Pressure is rising for retailers, as energy costs continue to rise

What are the recommendations?

Inenco analysed data from the customers it supported through ESOS phase one to identify the most common recommendations for retailers. Lighting emerged as top for savings among businesses across all sectors, including retail. Improvements such as retrofitting high-efficiency lighting or installing lighting controls, sensors and timers typically require relatively little upfront investment and take an average of three and a half years to provide a return on investment.

Energy management, which includes measures such as encouraging behavioural change among staff, monitoring energy usage and optimising procurement strategies, was another key area for savings among retailers: on average, investment in energy management is returned in just 18 months. While the third most common recommendation for retailers – installing or upgrading heating, ventilation and air conditioning systems – requires a slightly higher upfront investment, focusing on this can also reduce costs significantly in less than two and a half years.

Cutting costs and reducing carbon footprint

Retailers don’t need to adopt their efficiency recommendations to achieve compliance, but if they simply shelve their ESOS audits without acting on them then they could be missing out on an average 13% saving in energy use each year. The research found that, by implementing recommendations, many retailers could cut costs by 5% within just three months and see further significant savings over the financial year.

Savvy retailers will recognise that unless they act on their ESOS recommendations, they risk falling behind competitors that are benefitting from the scheme with savings and reduced carbon footprint.

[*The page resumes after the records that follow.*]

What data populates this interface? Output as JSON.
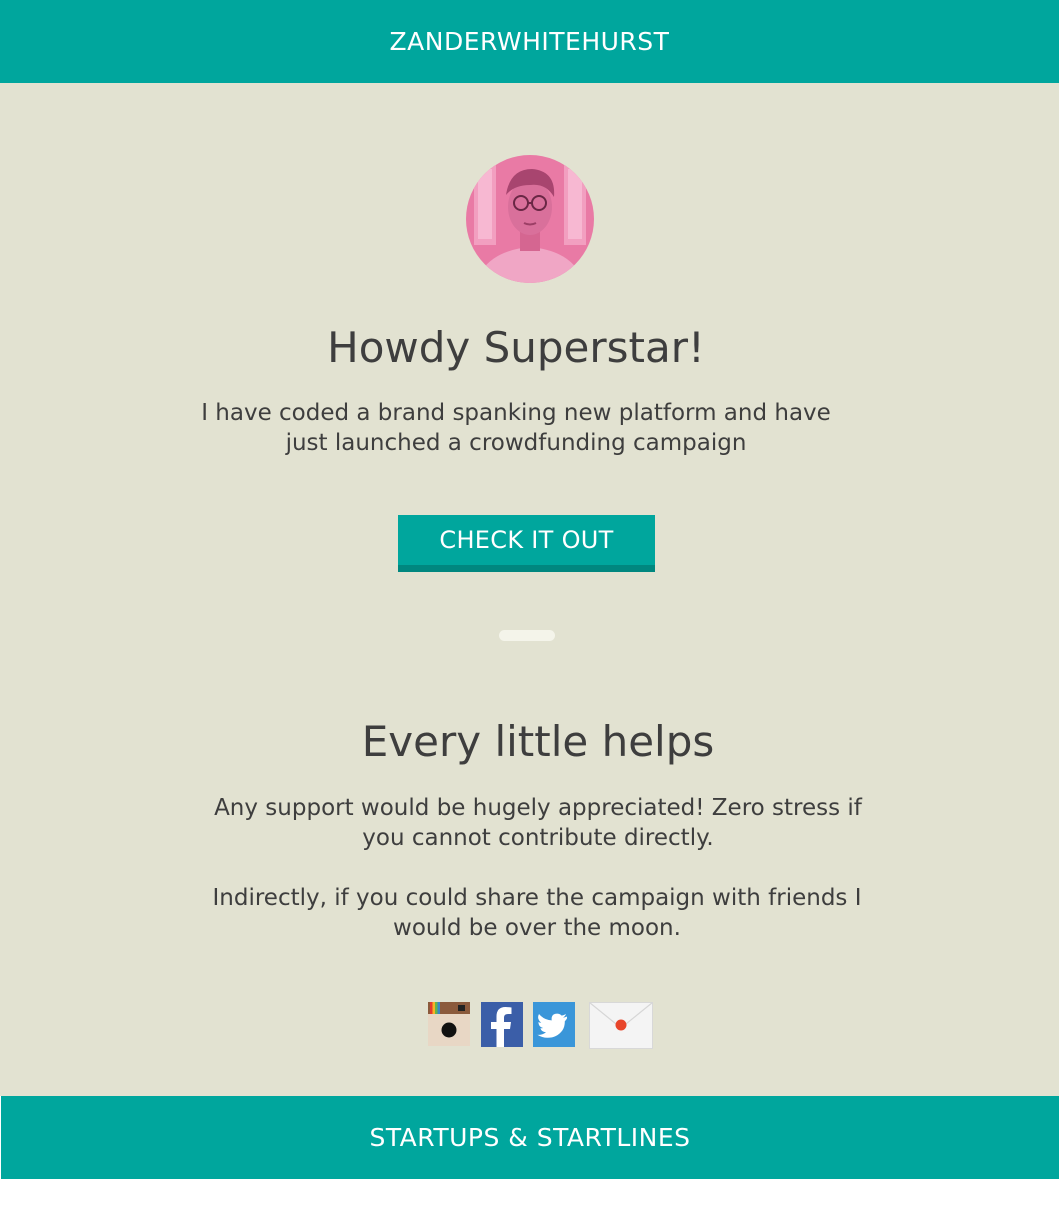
{
  "header": {
    "brand": "ZANDERWHITEHURST"
  },
  "hero": {
    "title": "Howdy Superstar!",
    "text": "I have coded a brand spanking new platform and have just launched a crowdfunding campaign",
    "cta_label": "CHECK IT OUT"
  },
  "support": {
    "title": "Every little helps",
    "text1": "Any support would be hugely appreciated! Zero stress if you cannot contribute directly.",
    "text2": "Indirectly, if you could share the campaign with friends I would be over the moon."
  },
  "social": {
    "icons": [
      "instagram-icon",
      "facebook-icon",
      "twitter-icon",
      "email-icon"
    ]
  },
  "footer": {
    "label": "STARTUPS & STARTLINES"
  },
  "colors": {
    "accent": "#00a69d",
    "accent_dark": "#00877f",
    "background": "#e2e2d1",
    "text": "#3e3e3e"
  }
}
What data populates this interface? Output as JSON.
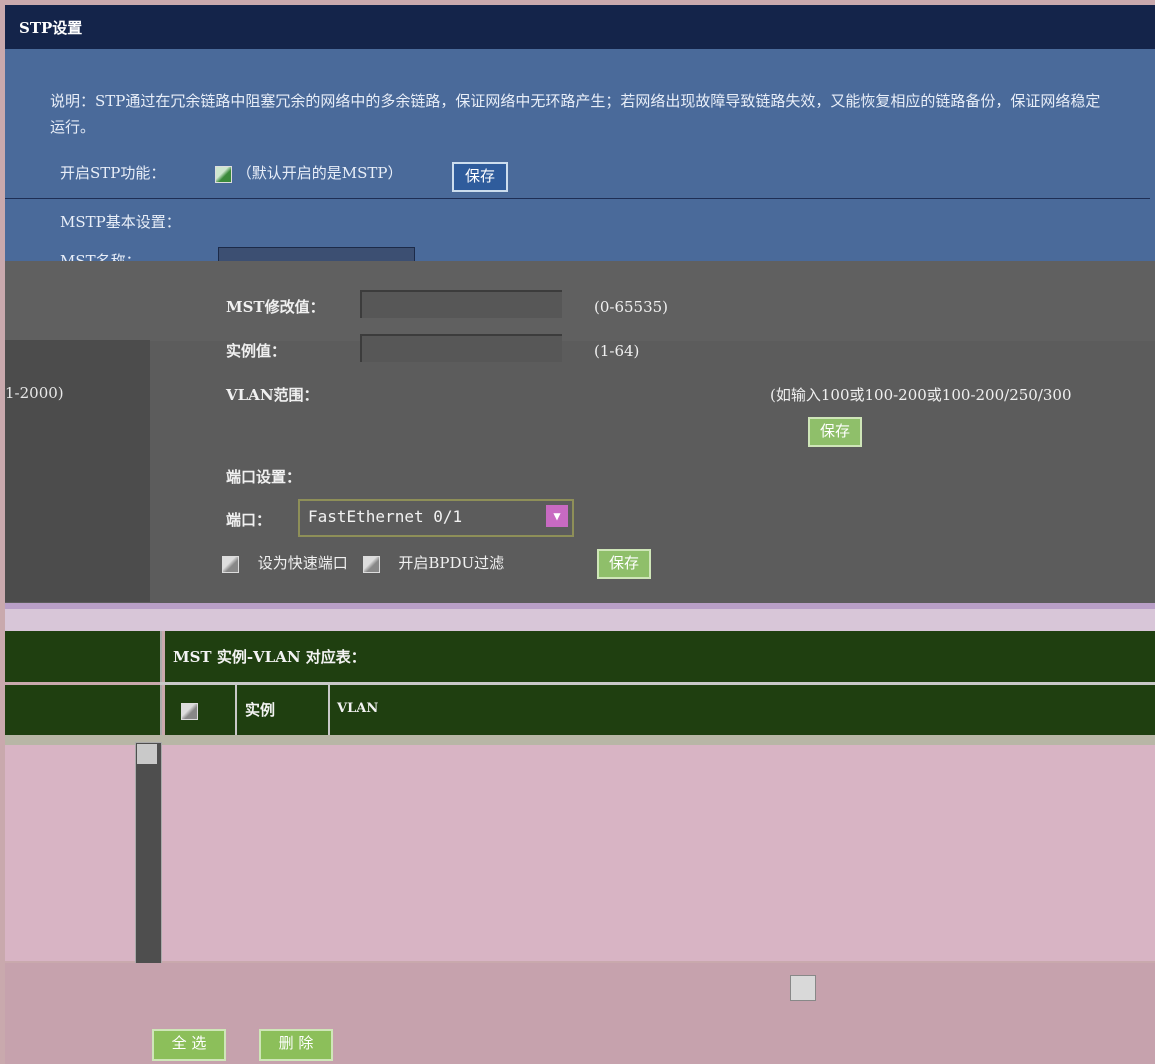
{
  "title": "STP设置",
  "description": "说明：STP通过在冗余链路中阻塞冗余的网络中的多余链路，保证网络中无环路产生；若网络出现故障导致链路失效，又能恢复相应的链路备份，保证网络稳定运行。",
  "stp_enable": {
    "label": "开启STP功能：",
    "note": "（默认开启的是MSTP）",
    "save_label": "保存"
  },
  "mstp_basic": {
    "section_label": "MSTP基本设置：",
    "name_label": "MST名称：",
    "name_value": "",
    "revision_label": "MST修改值：",
    "revision_value": "",
    "revision_range": "(0-65535)",
    "instance_label": "实例值：",
    "instance_value": "",
    "instance_range": "(1-64)",
    "vlan_label": "VLAN范围：",
    "vlan_range_left": "1-2000)",
    "vlan_hint": "(如输入100或100-200或100-200/250/300",
    "save_label": "保存"
  },
  "port_settings": {
    "section_label": "端口设置：",
    "port_label": "端口：",
    "port_value": "FastEthernet 0/1",
    "fast_port_label": "设为快速端口",
    "bpdu_label": "开启BPDU过滤",
    "save_label": "保存"
  },
  "table": {
    "title": "MST 实例-VLAN 对应表：",
    "col_instance": "实例",
    "col_vlan": "VLAN"
  },
  "footer": {
    "select_all_label": "全 选",
    "delete_label": "删 除"
  }
}
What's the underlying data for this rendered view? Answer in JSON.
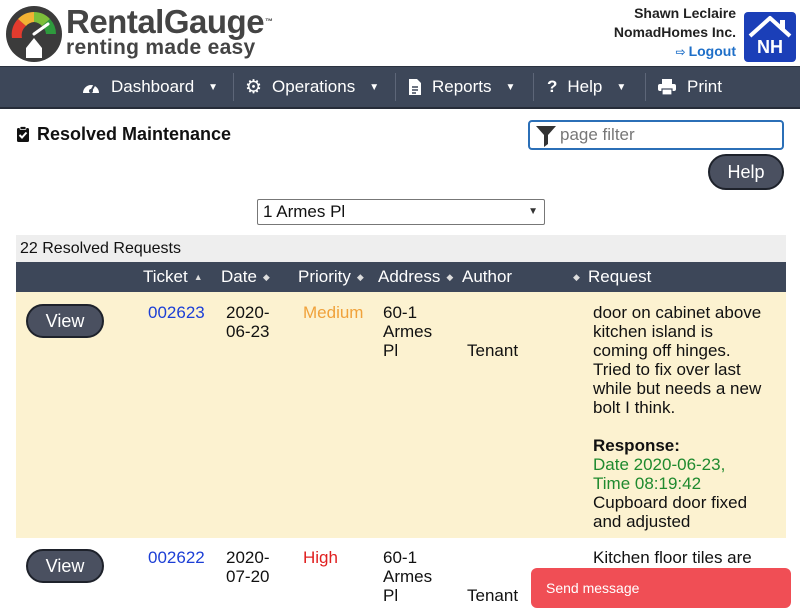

ESOS audits offer a chance to cut costs and increase their competitiveness.

  • David Oliver is a lead consultant at Inenco askusaquestion@inenco.com
  • This article originally appeared in the October - November 2019 Property Journal